Date of Publication

2021

Abstract

Background: 27% of all veterans are food insecure. From 2018-2020, only 1% of veterans seeking care at the VA in White River Junction, VT were identified as food insecure. As a result, an overwhelming number of eligible veterans are not getting vital resources to become food secure.

Purpose: Provide education to interdisciplinary primary care teams about food insecurity, how to use the screening tool effectively, and what resources are available to veterans both within the VA system and in the community.

Methods: Quantitative data was obtained from the food insecurity screener to determine how many veterans were being screened positive for food insecurity before and after training sessions. Qualitative data was obtained from participants to identify knowledge gaps about prevalence of food insecurity and available resources as well as understand participant’s screening practices.

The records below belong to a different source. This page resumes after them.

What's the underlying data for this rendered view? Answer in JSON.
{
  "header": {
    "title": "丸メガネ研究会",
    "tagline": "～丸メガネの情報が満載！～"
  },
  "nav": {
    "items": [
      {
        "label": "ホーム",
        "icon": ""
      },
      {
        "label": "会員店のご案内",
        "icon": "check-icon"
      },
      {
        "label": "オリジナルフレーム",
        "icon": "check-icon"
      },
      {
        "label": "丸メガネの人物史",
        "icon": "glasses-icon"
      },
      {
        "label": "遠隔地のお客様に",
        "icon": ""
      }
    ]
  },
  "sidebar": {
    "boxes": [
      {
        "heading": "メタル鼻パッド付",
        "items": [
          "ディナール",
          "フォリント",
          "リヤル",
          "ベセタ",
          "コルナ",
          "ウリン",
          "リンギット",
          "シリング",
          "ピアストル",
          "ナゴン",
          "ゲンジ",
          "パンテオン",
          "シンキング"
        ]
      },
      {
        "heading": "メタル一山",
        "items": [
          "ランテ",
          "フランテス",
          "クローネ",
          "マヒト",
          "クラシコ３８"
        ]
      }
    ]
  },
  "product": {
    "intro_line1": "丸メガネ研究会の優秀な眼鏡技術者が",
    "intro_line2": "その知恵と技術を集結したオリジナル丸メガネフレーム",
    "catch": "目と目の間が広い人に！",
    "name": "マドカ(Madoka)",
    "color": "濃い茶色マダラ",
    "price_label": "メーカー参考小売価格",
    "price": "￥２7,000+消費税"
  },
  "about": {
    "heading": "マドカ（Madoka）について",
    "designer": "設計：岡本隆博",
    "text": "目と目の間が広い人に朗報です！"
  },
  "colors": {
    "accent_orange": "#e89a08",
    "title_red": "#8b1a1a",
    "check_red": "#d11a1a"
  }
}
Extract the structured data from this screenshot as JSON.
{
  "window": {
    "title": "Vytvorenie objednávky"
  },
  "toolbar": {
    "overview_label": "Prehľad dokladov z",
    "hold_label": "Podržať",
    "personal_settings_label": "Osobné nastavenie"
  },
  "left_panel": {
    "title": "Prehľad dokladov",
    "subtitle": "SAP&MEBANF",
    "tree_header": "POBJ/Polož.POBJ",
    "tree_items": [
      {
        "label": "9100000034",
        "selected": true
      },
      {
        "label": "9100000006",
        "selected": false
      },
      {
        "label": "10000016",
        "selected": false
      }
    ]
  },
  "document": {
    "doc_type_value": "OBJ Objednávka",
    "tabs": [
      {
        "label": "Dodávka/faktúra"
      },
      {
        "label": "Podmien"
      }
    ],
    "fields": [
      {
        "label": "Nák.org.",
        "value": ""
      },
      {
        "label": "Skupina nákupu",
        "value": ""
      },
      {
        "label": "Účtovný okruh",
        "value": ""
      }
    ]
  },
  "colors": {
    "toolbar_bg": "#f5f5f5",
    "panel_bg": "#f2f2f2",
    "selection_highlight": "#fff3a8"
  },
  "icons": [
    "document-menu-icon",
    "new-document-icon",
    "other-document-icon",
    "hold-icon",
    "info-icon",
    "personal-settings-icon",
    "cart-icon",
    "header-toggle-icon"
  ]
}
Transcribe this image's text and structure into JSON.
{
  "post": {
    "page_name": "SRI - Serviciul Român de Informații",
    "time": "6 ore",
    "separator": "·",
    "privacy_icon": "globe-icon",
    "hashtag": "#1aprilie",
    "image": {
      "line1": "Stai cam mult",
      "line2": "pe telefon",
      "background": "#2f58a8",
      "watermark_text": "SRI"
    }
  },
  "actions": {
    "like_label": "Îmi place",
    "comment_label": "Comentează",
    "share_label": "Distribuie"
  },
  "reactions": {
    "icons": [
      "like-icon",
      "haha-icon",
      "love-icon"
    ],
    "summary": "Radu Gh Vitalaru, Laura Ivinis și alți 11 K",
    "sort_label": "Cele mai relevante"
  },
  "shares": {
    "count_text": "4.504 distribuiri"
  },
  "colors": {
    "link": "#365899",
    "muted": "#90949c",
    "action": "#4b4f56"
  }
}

Findings: Post-training results did not show an increase in the number of food insecure veterans or an increase in the number of referrals being made to the Dietary or Social work departments. Qualitative data demonstrated a lack of knowledge of available food security resources. Screeners surveyed revealed that there is no consistency in how the screener is being utilized across primary care teams.

Conclusion: Further investigation into the utilization of the food insecurity screener is recommended in order to identify food insecure veterans. A team of stakeholders is necessary to set a standard for assessing food insecurity in veterans, disseminating information, and educating all primary care team staff.

Document Type

Dissertation/Thesis

Share

COinS